DIRECTIONS —
If a line in the records contains the string "ブラウズ", show that line.

TASK INPUTS —
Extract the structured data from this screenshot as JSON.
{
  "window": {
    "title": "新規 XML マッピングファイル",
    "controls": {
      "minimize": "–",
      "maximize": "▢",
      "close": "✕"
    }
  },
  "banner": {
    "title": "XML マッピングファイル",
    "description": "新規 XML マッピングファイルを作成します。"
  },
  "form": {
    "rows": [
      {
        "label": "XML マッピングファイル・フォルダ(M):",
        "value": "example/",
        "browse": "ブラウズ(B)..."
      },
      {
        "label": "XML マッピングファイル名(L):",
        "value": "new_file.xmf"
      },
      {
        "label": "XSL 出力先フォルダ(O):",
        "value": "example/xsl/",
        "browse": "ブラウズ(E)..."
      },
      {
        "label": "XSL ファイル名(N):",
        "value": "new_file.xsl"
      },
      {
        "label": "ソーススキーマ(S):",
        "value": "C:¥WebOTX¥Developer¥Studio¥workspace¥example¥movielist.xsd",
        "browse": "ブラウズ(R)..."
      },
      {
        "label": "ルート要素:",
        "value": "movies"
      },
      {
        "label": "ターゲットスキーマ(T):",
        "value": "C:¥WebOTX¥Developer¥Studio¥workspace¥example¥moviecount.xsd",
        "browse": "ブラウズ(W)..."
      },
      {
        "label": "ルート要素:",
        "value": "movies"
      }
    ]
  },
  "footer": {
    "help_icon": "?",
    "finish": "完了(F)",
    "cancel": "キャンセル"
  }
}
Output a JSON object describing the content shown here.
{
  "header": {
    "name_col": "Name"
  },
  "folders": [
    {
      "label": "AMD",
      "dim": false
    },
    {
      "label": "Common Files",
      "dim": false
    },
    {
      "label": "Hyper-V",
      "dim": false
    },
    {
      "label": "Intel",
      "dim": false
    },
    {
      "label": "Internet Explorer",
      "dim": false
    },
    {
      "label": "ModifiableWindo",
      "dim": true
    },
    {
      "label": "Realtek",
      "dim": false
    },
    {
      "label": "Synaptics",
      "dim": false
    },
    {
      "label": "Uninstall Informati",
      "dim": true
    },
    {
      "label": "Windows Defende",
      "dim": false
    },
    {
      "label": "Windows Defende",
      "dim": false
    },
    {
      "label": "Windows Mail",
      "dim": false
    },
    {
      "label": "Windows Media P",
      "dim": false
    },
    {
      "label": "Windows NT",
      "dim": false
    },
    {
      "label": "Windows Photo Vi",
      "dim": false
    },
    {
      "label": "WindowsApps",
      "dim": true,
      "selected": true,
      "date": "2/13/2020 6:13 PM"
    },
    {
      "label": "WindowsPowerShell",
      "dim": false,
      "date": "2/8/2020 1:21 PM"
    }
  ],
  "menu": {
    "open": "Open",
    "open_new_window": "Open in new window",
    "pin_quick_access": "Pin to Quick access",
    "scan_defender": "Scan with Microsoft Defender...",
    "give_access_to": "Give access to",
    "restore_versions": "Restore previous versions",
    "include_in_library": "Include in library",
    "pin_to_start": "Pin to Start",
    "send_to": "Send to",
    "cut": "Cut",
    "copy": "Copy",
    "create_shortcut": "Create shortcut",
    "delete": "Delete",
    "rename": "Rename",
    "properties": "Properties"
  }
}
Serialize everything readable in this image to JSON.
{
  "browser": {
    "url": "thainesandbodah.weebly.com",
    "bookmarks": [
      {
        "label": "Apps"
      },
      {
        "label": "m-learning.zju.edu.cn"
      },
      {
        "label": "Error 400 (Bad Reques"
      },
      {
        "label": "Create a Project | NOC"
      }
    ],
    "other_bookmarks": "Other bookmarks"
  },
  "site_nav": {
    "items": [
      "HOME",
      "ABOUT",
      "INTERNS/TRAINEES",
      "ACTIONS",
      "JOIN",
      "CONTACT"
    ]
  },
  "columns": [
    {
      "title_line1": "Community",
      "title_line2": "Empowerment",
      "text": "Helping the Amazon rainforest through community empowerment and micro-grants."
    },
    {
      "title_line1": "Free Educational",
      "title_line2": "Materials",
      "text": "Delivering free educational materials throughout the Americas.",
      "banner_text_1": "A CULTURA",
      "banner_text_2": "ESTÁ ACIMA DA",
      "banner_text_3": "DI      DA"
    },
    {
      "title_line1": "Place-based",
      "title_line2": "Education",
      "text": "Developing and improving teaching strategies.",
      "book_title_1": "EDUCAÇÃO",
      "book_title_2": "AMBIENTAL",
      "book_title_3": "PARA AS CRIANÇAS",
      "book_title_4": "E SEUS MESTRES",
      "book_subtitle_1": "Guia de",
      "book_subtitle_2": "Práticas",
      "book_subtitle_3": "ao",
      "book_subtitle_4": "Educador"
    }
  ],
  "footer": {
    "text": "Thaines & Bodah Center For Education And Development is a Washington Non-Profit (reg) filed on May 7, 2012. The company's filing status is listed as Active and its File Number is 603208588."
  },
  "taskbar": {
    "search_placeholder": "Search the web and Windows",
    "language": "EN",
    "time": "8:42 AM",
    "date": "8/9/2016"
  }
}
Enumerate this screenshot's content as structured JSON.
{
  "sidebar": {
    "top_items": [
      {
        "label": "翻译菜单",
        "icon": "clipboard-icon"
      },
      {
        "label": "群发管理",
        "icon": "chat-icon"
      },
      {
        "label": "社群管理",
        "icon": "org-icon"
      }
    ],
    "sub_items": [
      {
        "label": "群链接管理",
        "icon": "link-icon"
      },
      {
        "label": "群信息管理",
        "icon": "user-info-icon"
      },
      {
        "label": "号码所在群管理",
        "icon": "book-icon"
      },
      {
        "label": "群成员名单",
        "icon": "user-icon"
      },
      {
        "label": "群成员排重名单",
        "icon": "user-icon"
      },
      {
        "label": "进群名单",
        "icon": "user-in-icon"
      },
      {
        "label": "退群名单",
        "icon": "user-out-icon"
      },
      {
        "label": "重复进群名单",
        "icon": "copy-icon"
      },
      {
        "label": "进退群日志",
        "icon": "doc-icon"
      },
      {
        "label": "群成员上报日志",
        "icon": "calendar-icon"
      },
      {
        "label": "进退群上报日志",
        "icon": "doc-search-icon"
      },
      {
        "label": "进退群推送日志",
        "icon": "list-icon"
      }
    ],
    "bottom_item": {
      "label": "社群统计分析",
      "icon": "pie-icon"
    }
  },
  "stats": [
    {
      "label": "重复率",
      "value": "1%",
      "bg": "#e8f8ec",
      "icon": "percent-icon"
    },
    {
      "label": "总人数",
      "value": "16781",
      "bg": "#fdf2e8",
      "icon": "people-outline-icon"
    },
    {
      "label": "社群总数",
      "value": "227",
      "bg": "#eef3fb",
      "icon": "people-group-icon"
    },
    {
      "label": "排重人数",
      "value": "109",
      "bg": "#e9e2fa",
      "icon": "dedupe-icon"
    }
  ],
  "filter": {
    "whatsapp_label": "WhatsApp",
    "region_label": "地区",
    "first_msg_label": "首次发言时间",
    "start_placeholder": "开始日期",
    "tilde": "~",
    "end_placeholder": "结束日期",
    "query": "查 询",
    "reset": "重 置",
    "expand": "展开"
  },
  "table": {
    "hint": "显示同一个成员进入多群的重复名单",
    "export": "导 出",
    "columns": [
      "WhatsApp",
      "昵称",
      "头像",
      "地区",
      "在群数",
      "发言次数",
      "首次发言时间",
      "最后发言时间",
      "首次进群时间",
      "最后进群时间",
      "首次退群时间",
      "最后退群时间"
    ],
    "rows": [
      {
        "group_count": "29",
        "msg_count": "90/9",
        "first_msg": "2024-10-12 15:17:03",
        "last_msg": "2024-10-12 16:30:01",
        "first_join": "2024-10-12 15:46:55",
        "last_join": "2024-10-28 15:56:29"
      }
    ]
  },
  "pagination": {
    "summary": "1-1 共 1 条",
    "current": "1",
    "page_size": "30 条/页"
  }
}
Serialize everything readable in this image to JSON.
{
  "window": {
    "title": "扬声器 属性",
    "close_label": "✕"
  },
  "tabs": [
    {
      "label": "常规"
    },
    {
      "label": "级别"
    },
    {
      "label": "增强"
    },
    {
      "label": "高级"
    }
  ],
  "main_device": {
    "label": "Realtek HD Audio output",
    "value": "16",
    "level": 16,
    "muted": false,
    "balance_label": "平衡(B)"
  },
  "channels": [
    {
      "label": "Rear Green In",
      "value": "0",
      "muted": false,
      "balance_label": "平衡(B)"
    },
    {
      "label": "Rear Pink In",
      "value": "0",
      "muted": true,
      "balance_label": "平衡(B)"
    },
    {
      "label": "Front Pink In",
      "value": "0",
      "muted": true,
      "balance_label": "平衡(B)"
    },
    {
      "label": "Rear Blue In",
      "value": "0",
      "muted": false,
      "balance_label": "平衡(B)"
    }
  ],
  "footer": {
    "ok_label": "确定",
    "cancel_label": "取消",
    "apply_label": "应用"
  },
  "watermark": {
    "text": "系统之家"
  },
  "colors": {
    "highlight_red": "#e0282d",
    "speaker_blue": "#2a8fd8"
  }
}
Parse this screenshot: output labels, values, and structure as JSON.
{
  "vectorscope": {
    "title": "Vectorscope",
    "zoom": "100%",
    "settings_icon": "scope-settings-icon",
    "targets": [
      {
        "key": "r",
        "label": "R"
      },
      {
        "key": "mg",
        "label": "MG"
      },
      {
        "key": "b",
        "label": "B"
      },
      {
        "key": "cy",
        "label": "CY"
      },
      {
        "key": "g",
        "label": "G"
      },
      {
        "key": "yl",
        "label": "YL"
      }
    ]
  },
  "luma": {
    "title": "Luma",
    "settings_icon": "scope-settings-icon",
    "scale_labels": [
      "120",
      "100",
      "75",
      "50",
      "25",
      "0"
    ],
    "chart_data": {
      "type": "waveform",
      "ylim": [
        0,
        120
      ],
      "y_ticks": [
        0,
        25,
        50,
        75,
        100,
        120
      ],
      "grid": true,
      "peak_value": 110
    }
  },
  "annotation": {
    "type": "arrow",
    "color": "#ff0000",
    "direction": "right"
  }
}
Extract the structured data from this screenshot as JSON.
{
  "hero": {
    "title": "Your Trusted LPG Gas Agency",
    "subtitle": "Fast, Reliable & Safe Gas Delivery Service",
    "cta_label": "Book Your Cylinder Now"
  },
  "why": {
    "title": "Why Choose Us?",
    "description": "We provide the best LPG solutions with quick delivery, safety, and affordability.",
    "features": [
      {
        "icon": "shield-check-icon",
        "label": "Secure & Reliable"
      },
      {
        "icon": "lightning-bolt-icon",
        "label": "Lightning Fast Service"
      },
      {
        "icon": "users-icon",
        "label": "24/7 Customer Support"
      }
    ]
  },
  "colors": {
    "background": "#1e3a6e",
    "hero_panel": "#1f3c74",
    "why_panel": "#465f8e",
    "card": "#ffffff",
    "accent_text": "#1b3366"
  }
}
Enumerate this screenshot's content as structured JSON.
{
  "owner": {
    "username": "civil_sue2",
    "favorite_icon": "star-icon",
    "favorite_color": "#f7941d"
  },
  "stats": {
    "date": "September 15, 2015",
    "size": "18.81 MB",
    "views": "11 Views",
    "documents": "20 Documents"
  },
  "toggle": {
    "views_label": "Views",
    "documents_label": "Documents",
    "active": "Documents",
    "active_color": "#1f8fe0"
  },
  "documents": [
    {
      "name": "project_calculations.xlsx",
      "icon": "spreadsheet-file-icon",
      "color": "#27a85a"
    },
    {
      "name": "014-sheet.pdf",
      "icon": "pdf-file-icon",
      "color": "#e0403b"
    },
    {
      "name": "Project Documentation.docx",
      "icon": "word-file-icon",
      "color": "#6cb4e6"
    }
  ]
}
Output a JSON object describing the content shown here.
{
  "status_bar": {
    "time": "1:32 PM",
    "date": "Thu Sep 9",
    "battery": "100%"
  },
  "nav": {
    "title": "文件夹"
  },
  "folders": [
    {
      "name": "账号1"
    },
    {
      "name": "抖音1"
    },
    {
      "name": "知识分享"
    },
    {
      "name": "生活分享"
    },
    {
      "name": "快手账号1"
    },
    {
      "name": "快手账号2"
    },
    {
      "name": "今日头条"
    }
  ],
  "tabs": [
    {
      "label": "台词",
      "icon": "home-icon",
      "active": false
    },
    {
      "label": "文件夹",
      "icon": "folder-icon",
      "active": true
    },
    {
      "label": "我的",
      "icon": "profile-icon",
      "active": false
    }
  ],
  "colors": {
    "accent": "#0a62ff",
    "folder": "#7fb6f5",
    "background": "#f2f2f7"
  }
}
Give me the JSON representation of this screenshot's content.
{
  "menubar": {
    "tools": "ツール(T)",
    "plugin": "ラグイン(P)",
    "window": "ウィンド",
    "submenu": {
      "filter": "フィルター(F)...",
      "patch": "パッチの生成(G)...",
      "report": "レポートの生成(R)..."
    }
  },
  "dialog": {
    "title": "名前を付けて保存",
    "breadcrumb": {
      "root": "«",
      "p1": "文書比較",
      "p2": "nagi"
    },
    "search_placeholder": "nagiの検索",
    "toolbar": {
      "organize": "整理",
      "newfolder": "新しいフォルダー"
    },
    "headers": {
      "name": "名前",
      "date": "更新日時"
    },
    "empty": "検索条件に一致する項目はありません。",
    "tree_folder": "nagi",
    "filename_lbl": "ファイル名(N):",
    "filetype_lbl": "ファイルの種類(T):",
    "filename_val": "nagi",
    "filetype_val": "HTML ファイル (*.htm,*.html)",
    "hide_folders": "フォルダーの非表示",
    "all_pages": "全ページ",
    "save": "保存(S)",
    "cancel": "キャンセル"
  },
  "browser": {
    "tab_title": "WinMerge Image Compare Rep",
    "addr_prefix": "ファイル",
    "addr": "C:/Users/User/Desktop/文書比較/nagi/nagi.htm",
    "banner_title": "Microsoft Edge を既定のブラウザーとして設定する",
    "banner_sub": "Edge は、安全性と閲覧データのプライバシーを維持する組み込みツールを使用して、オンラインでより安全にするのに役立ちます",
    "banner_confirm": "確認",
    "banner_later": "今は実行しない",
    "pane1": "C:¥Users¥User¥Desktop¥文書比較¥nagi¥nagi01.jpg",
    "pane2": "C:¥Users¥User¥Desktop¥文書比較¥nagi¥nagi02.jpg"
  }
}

WRITTEN SOLUTION —
        "browse": "ブラウズ(B)..."
        "browse": "ブラウズ(E)..."
        "browse": "ブラウズ(R)..."
        "browse": "ブラウズ(W)..."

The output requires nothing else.